Task brief: From the material below, list every line containing "description".

BEGIN Records supplied

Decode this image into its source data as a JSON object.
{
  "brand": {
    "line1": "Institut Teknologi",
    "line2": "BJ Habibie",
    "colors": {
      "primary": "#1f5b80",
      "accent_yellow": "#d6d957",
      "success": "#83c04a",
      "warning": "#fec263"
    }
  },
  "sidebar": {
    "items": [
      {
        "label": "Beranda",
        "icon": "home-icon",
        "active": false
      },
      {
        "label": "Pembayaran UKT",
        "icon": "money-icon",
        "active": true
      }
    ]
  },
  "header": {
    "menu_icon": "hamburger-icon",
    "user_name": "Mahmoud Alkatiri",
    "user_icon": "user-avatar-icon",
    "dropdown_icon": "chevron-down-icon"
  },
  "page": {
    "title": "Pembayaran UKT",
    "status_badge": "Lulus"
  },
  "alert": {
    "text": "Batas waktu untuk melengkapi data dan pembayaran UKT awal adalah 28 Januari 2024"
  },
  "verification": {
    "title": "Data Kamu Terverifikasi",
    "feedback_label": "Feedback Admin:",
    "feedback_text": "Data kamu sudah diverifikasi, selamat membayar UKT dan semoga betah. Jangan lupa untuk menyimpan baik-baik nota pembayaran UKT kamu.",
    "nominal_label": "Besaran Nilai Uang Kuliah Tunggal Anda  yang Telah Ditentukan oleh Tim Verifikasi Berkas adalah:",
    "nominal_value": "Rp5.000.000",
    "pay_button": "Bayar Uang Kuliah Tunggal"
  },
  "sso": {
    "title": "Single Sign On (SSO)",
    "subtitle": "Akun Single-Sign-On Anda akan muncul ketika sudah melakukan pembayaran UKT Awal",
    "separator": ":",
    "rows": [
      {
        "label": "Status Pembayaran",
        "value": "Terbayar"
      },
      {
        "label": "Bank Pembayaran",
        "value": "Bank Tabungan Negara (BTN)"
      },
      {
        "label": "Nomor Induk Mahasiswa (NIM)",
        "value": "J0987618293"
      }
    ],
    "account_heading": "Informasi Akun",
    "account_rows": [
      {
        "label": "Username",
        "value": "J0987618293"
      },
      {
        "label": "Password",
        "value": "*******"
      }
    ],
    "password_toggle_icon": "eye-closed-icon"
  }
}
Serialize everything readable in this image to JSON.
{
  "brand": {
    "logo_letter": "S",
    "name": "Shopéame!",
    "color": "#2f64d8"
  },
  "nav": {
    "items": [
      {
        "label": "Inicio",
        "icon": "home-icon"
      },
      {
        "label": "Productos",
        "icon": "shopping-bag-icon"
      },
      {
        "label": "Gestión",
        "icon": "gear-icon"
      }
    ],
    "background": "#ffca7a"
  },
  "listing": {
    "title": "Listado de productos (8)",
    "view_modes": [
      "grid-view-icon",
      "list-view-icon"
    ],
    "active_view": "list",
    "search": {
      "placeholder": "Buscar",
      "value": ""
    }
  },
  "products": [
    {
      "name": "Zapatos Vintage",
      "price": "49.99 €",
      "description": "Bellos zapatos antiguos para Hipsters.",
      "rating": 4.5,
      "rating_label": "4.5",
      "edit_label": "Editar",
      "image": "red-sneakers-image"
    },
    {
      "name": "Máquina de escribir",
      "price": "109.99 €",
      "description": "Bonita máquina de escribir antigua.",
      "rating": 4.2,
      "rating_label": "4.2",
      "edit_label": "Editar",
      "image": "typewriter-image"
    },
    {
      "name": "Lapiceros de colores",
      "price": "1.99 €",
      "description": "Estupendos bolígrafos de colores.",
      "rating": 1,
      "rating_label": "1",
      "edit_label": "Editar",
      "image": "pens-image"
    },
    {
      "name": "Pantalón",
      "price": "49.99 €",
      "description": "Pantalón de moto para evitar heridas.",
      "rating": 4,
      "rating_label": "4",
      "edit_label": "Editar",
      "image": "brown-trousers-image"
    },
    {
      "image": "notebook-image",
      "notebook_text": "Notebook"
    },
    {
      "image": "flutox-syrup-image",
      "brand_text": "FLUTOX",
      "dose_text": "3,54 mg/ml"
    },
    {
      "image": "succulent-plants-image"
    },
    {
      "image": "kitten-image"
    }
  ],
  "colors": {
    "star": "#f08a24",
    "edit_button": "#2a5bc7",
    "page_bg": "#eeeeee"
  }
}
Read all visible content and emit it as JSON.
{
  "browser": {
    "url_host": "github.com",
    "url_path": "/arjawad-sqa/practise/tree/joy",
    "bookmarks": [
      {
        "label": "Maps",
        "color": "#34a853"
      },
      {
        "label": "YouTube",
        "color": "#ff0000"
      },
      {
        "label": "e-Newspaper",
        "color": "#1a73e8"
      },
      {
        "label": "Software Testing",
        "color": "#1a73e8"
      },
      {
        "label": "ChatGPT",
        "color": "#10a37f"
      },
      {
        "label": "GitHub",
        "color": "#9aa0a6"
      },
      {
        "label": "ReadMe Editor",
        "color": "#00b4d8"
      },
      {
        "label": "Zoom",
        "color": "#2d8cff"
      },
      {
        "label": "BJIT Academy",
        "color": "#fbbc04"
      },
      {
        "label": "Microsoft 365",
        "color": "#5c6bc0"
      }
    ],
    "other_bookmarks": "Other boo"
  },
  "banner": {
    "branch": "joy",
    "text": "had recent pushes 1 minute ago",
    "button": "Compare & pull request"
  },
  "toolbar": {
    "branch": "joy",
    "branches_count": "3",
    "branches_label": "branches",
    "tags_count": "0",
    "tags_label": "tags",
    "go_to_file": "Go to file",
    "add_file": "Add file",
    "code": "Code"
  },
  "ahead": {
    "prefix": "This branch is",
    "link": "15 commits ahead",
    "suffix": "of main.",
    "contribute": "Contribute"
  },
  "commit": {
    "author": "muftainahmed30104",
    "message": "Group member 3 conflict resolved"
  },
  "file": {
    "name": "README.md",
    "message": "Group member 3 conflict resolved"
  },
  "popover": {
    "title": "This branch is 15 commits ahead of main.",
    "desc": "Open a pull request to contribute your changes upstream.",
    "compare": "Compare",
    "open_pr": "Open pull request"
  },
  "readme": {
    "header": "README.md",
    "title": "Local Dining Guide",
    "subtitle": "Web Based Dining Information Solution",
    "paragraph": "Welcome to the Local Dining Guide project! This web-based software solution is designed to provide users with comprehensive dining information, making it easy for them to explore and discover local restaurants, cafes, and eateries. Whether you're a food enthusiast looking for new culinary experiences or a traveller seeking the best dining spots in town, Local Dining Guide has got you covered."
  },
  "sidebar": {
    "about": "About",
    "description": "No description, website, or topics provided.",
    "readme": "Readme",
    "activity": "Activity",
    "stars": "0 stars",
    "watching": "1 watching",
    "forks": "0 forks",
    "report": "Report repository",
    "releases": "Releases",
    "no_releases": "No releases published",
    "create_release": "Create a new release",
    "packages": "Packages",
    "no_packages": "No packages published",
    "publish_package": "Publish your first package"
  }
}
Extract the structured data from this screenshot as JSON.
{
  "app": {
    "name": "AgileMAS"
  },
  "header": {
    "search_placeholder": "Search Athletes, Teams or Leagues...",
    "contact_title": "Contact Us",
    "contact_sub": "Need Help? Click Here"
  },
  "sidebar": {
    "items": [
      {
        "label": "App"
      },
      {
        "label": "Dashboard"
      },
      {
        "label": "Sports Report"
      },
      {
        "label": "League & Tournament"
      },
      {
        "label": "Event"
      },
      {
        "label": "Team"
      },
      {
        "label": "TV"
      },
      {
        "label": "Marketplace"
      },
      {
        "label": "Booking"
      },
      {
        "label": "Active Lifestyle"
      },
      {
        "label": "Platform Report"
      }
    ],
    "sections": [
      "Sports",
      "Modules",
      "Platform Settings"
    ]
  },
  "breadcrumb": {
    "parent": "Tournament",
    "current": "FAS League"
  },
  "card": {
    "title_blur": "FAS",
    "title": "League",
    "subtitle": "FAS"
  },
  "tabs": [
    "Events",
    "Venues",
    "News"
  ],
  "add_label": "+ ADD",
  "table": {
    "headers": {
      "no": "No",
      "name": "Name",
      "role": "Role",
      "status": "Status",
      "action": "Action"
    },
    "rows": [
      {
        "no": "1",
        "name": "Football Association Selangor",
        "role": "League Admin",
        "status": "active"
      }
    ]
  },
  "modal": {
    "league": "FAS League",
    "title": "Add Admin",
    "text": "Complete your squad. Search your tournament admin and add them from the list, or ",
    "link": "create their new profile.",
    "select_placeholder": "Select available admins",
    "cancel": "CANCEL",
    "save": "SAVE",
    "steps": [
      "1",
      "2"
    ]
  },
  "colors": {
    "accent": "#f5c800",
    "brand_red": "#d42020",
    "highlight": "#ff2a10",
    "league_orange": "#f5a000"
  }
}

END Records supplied

Answer section:
      "description": "Bellos zapatos antiguos para Hipsters.",
      "description": "Bonita máquina de escribir antigua.",
      "description": "Estupendos bolígrafos de colores.",
      "description": "Pantalón de moto para evitar heridas.",
    "description": "No description, website, or topics provided.",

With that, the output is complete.